Implement systems to anticipate client concerns and measure cleaning results.
As we move further into 2014, it’s time for reflecting on the past and following up on resolutions for the future.
The cleaning industry is often seen as being more reactive than proactive, but when I work with my clients to roll out a bidding process (RFP) for cleaning services, they want contractors who will take a leadership role and drive change throughout their organization.
Consider the situation with Harry.
He is the president of a multinational cleaning company that has held many of the same contracts for over 20 years.
Through most of that time, Harry felt pretty confident that he was meeting his clients’ needs, but lately there had been a lot of turnover in management at the properties his company serviced, along with a shift in attitude.
The new managers asked different questions.
They didn’t just want to know what Harry’s company would clean for what price.
They were asking about how Harry managed his employees and what measures he had in place for quality control.
They suggested that a reallocation of labor might result in better and more efficient cleaning and fewer complaints.
Harry was asked to come up with a plan to present at the next quarterly meeting.
Controlling Your Future
Harry realized that simply reacting to clients’ complaints wasn’t enough anymore.
To retain current clients and attract new ones, he needed to find new ways for doing business efficiently as well as anticipating questions and having ready answers.
Harry needed to be more proactive.
In his research, Harry found that many companies used workloading software to:
- Better allocate labor
- Increase productivity
- Communicate work assignments to both the workers and the client.
He also learned that he would need to implement a real-time inspection system, allowing him to address problem areas immediately by providing additional training to the worker or reallocating some labor to increase the frequency and fix the complaints.
This technology would also be a great way to communicate to his client that he was on top of the issue, and they could easily use it to see the results on their own dashboards at the touch of a key.
Time Well Spent
Implementing these systems takes time and resources.
Valid data output requires accurate input as it relates to space management, area types and tasks and labor estimates.
However, a well trained, managed and organized labor pool can make a significant difference in the effectiveness of the cleaning operation.
At the next quarterly meeting Harry had a much better handle on the labor cost of his business.
Because of the accuracy of the information, it was determined that by reallocating some assignments from one cleaner to another, higher traffic areas could be cleaned at a higher frequency and at no additional charge while, at the same time, bringing up the quality level.
He was able to visually demonstrate this to his client through the use of colored drawings showing each work assignment.
Now the management team knew exactly the day it should expect things to be done and could better communicate the cleaning schedule to its tenants as well.
Harry no longer dreaded those quarterly meetings.
Instead he came prepared with ready answers and new ideas.
Don’t wait for your clients to force you into a change.
Take some time to reflect on what you could be doing better.
Then set clearly defined goals for being more proactive.
Judy Gillies is the founder and president of The Surge Group Inc., a cleaning consulting company located in Toronto that helps facilities managers improve their cleaning operations.

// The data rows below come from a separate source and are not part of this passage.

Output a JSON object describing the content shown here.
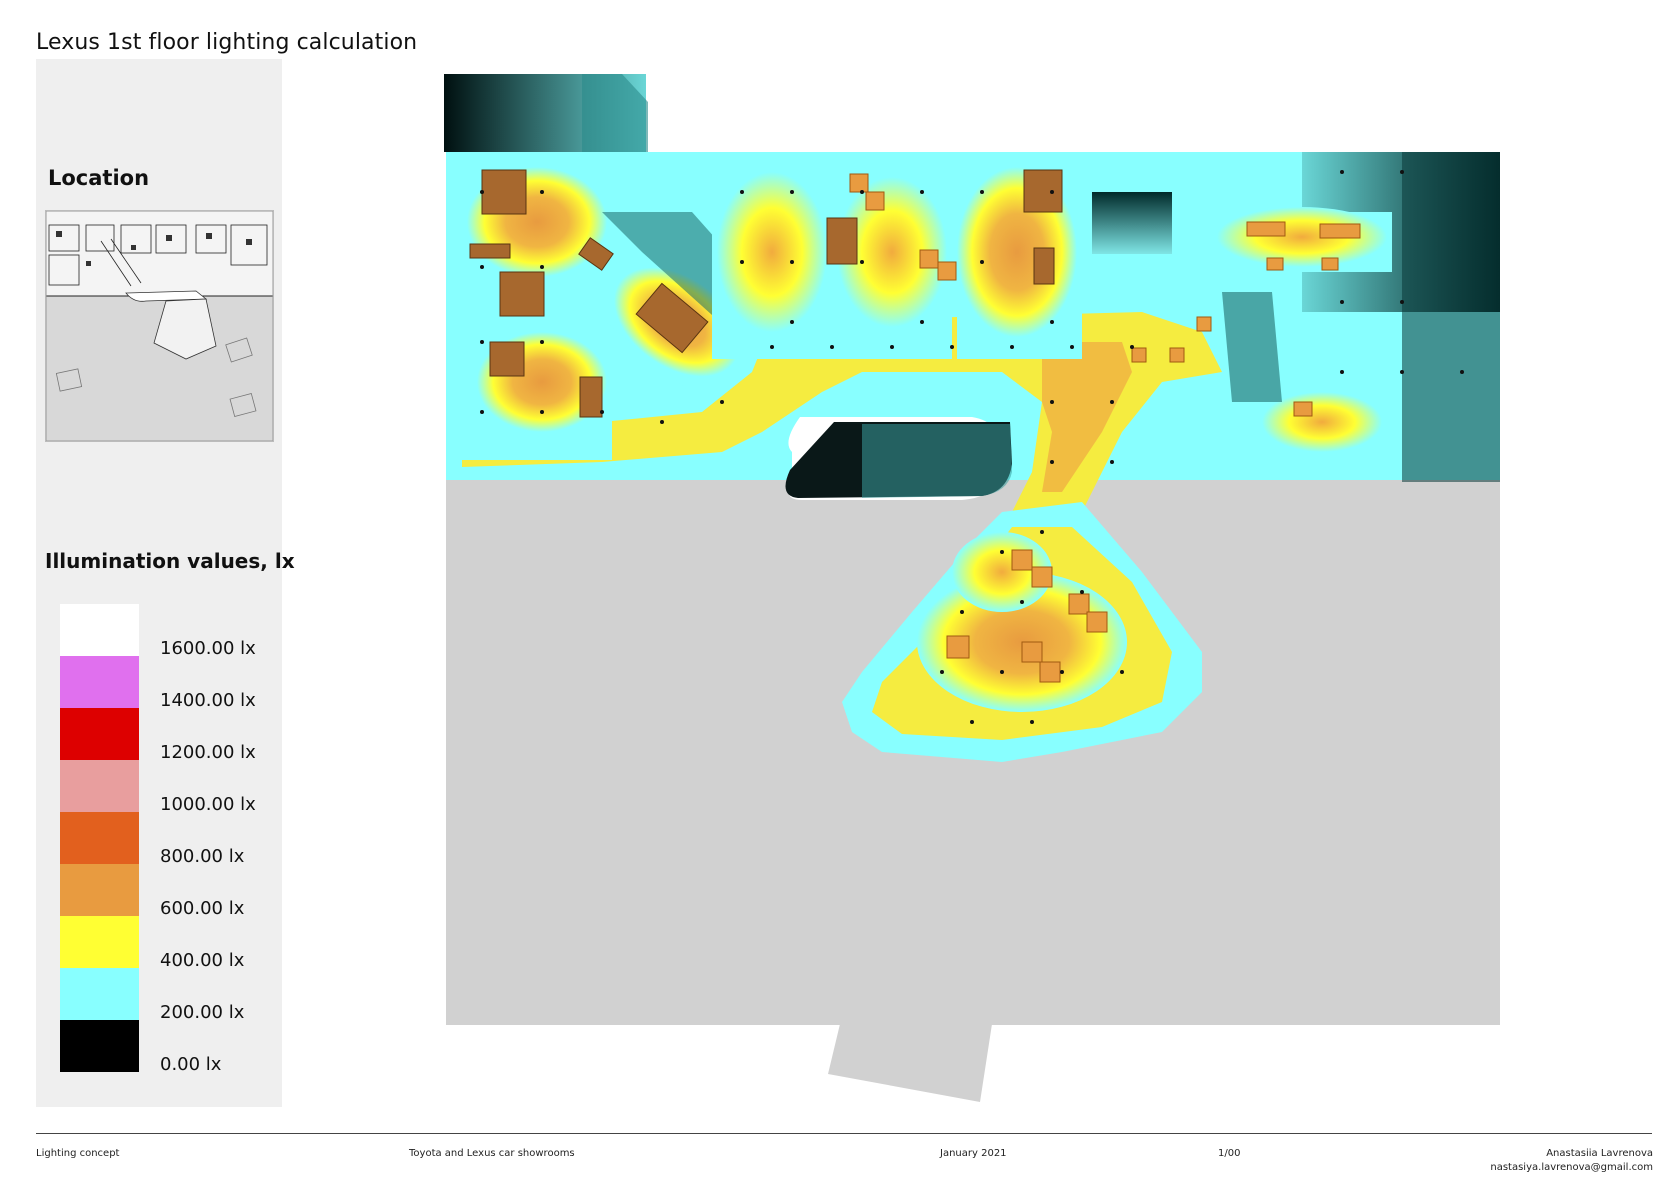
{
  "header": {
    "title": "Lexus 1st floor lighting calculation"
  },
  "sidebar": {
    "location_title": "Location",
    "illumination_title": "Illumination values, lx",
    "legend": [
      {
        "color": "#ffffff",
        "label": "1600.00 lx"
      },
      {
        "color": "#e070ee",
        "label": "1400.00 lx"
      },
      {
        "color": "#dd0000",
        "label": "1200.00 lx"
      },
      {
        "color": "#e89e9e",
        "label": "1000.00 lx"
      },
      {
        "color": "#e2601e",
        "label": "800.00 lx"
      },
      {
        "color": "#e89b40",
        "label": "600.00 lx"
      },
      {
        "color": "#ffff33",
        "label": "400.00 lx"
      },
      {
        "color": "#88ffff",
        "label": "200.00 lx"
      },
      {
        "color": "#000000",
        "label": "0.00 lx"
      }
    ]
  },
  "footer": {
    "concept": "Lighting concept",
    "project": "Toyota and Lexus car showrooms",
    "date": "January 2021",
    "page": "1/00",
    "author": "Anastasiia Lavrenova",
    "email": "nastasiya.lavrenova@gmail.com"
  }
}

She is one of the authors of Behind the Broom, A Manager’s Guide to a Professional Cleaning Operation. For more information about Gillies or to get your own copy, visit www.BehindTheBroom.com.